As the New York Times tells it, Obamacare has added 12 years of solvency to Medicare’s financial projections. That’s on the authority of the latest set of projections by the Medicare trustees. It appears, however, that the Times reporter didn’t actually read the report very carefully, because if she had she couldn’t have failed to notice that it was a report that disclaimed the very set of projections it was offering.
Why would such a report be issued at all? Every year, the Medicare trustees are required to report on the programs’ solvency based on how the program will be run under current law. Obamacare purports to achieve savings in Medicare by reducing payments to providers. But as Richard Foster, Medicare’s chief actuary, explains in the report, those planned cuts in reimbursements cannot happen without severely restricting the supply of providers who are willing to participate in the program. Foster writes:

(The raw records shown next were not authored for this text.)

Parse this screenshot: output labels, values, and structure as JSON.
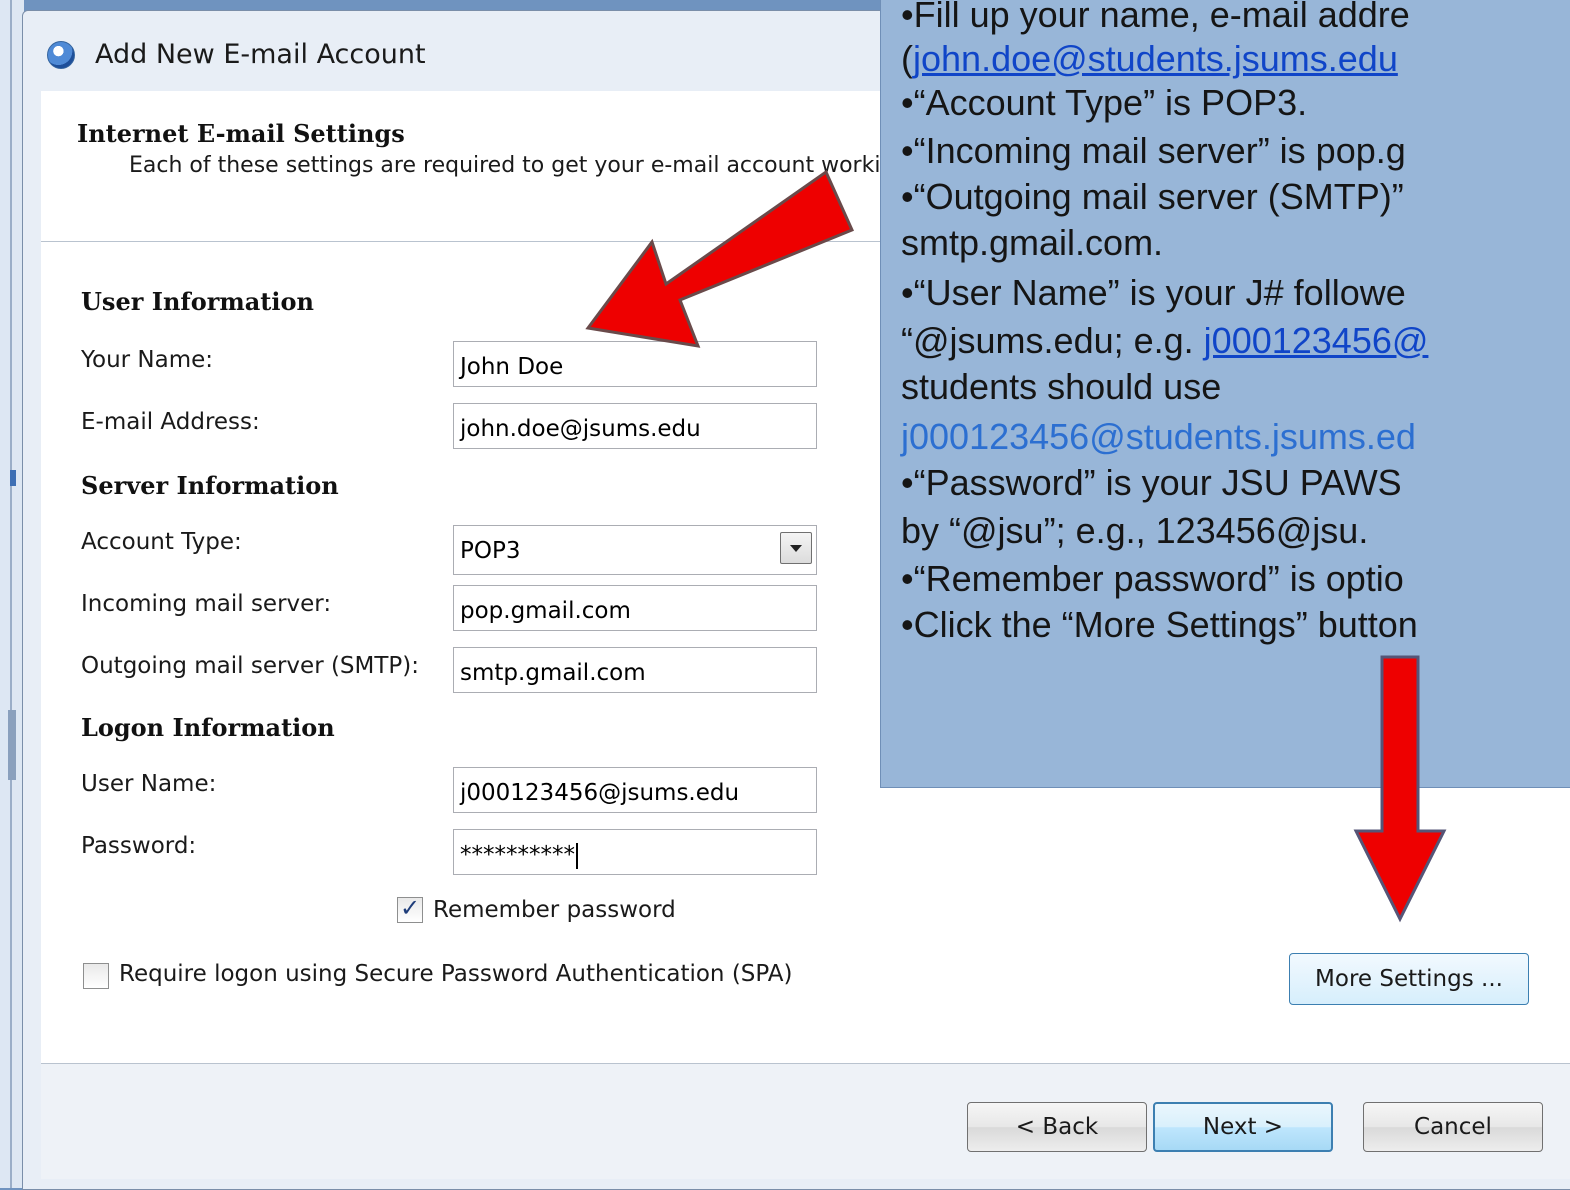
{
  "window": {
    "title": "Add New E-mail Account"
  },
  "header": {
    "title": "Internet E-mail Settings",
    "description": "Each of these settings are required to get your e-mail account working."
  },
  "user_info": {
    "section_title": "User Information",
    "name_label": "Your Name:",
    "name_value": "John Doe",
    "email_label": "E-mail Address:",
    "email_value": "john.doe@jsums.edu"
  },
  "server_info": {
    "section_title": "Server Information",
    "account_type_label": "Account Type:",
    "account_type_value": "POP3",
    "incoming_label": "Incoming mail server:",
    "incoming_value": "pop.gmail.com",
    "outgoing_label": "Outgoing mail server (SMTP):",
    "outgoing_value": "smtp.gmail.com"
  },
  "logon_info": {
    "section_title": "Logon Information",
    "username_label": "User Name:",
    "username_value": "j000123456@jsums.edu",
    "password_label": "Password:",
    "password_value": "**********",
    "remember_label": "Remember password",
    "remember_checked": true,
    "spa_label": "Require logon using Secure Password Authentication (SPA)",
    "spa_checked": false
  },
  "buttons": {
    "more_settings": "More Settings ...",
    "back": "< Back",
    "next": "Next >",
    "cancel": "Cancel"
  },
  "instructions": {
    "l1": "•Fill up your name, e-mail addre",
    "l2_open": "(",
    "l2_link": "john.doe@students.jsums.edu",
    "l3": "•“Account Type” is POP3.",
    "l4": "•“Incoming mail server” is pop.g",
    "l5": "•“Outgoing mail server (SMTP)”",
    "l6": "smtp.gmail.com.",
    "l7": "•“User Name” is your J# followe",
    "l8_text": "“@jsums.edu; e.g. ",
    "l8_link": "j000123456@",
    "l9": "students should use",
    "l10": "j000123456@students.jsums.ed",
    "l11": "•“Password” is your JSU PAWS",
    "l12": "by “@jsu”; e.g., 123456@jsu.",
    "l13": "•“Remember password” is optio",
    "l14": "•Click the “More Settings” button"
  },
  "colors": {
    "arrow": "#ee0000",
    "panel": "#98b6d8",
    "link": "#1045c8"
  }
}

By the end of the long-range projection period, Medicare prices for hospital, skilled nursing facility, home health, hospice, ambulatory surgical center, diagnostic laboratory, and many other services would be less than half of their level under the prior law. Medicare prices would be considerably below the current relative level of Medicaid prices, which have already led to access problems for Medicaid enrollees, and far below the levels paid by private health insurance. Well before that point, Congress would have to intervene to prevent the withdrawal of providers from the Medicare market and the severe problems with beneficiary access to care that would result. Overriding the productivity adjustments, as Congress has done repeatedly in the case of physician payment rates, would lead to far higher costs for Medicare in the long range than those projected under current law.
The projections also make unrealistic assumptions on the tax side, as James Capretta points out:
Initially, the law’s steep payroll-tax hike of 0.9 percent of wages will apply only to individual taxpayers with annual incomes exceeding $200,000 and couples with incomes exceeding $250,000. But those income thresholds will not increase with general inflation in the economy. Consequently, as the years pass, more and more Americans, including the middle class, will pay it — at least that’s the theory. Overall, the Medicare tax hikes in the new law are expected to raise about $1.4 trillion over 75 years, in present-value terms. But that assumes
’s middle class will placidly accept the return to the bad-old days of “bracket creep.” A more realistic assumption would be that elected leaders will come under pressure in short order to prevent such a massive tax hike on the middle class and respond accordingly, much as they do today in trying to minimize the tax hikes associated with the alternative minimum tax. America